Beyond impacts to local businesses, the loss of access may also harm the broader cause of conserving wild land. "People have to be able to get in there to enjoy it if we are going to continue to garner support for the National Wilderness Preservation System," says John Miles, an environmental historian at Western Washington University in Bellingham.
The lookout lawsuit raises similarly difficult questions about how far environmentalists should go to enforce the elusive ideal of a wilderness "untrammeled by man." The Wilderness Act allows for "historical use," and the National Historic Preservation Act encourages agencies to maintain officially recognized structures. In 1984, the Washington State Wilderness Act expanded the Glacier Peak Wilderness to include the entire lookout site, seeking to "preserve scenic and historic resources." With support from the state historic preservation office, Forest Service officials believe they were in the right when they removed and reconstructed the teetering lookout, using mostly original materials.
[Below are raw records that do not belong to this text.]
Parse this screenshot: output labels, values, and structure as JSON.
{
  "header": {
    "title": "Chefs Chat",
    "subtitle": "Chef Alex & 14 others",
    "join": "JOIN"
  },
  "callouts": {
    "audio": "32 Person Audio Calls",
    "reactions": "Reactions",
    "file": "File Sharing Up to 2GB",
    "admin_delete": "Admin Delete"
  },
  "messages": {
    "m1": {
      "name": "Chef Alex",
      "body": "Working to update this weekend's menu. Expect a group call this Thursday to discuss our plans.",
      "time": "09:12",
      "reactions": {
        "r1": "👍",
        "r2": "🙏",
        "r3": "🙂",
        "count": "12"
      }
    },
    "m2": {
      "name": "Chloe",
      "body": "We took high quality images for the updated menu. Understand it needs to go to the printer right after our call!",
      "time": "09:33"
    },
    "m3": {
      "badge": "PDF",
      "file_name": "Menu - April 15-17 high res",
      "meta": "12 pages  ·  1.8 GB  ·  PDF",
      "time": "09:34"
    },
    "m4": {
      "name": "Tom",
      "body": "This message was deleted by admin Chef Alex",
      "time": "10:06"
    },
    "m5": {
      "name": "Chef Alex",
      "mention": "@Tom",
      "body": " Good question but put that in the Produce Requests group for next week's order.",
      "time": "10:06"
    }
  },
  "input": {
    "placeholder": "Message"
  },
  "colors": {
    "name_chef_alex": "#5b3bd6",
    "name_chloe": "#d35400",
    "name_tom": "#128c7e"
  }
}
But the legal terrain is ambiguous: A related court ruling held that "historical use" in wilderness applies only to natural features, not anything man-made.
The Forest Service's process also raised concerns. The restoration went forward under the original categorical exclusion used to permit the foundation repair, which did not mention removing the lookout. No public comments were taken on the new plan.
Eight wilderness helicopter trips had been planned, but several dozen flights took place. Wilderness Watch Executive Director George Nickas, who has challenged similar issues around the country, says the agency overstepped its bounds. "Part of what made the lookout historically significant was how it got there," he says. "Now, it's this modern building that was plopped there by a helicopter." He hopes the suit will return the mountain to its original state and thwart similar efforts elsewhere. "If we want wilderness," he says, "we've got to be willing to give something up."
The lookout conflict worries some environmentalists who must navigate local politics and build consensus to protect new acres. "Things that polarize local communities and embitter people are counterproductive," says Doug Scott, policy manager for the Pew Environment Group's Campaign for America's Wilderness, which helped craft key compromises to create the Wild Sky Wilderness south of Darrington in 2008. When a group with its own agenda drops in, "it can be very dispiriting to local coalitions who have tried hard to keep faith with all of the local stakeholders," he says. "At the very least, it's shortsighted."
Meanwhile, the lookout's supporters remain determined to save it. "It's not going to get torn down," says Leah Tyson, president of the local historical society. "We will fight them any way we can."